In these Geopark lands, turf drying in the fields is still a relatively common sight; one that attracts our attention. And many families have a cut in a newly harvested field. They must go down and shift the peat once it has dried and stack it at home. Tur, as we found out, burns almost without flame and is red hot. It burns more like coal rather than wood. We stoked and blew under the turf all night trying to get some flame before we understood the error.
Have you ever found yourself inhabiting another person’s dream?
Well that’s exactly what happened to us one rare bright and sunny morning, when through a series of surreal events, we found ourselves dreaming in the posh front seats of John McAllen’s dream cars – a classic red Jaguar and a jet black Porche with cream leather seats.
These DREAM cars were brought to us at Knockninny jetty as we cooked our porridge. Part of John McAllens’ love affair with danger and risk-taking they are two of just nine fast cars that he owns.

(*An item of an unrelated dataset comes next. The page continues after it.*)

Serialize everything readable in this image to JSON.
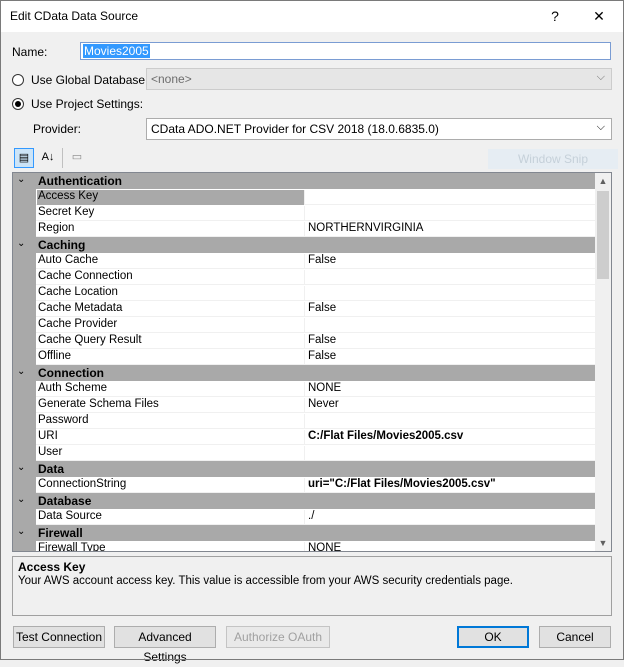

Though they are good looking vehicles their allure for him is less about beauty and more about the “danger flavours” he craves.
“There is no such thing as courage,” he says, “There is either fight or flight and I always choose fight.”
For him experiencing the exhilarating edge of danger is a kind of dreaming. Along with his single engine airplane and other fast cars these two cars are just some of his “danger dreaming props”.
On this same sunny morning we were able to update our “Alan Count“, having met 1-John McAllen. (John is a descendant of the Allendes via a shipwrecked sailor of the Spanish Armada . The original Allendes changed the name to McAllen to blend in with their new country of Eire) And 2-Alan of the lovely cottage and canoe, who has already been referenced on this blog. So that take us up to five Allens so far….. and how many Macs?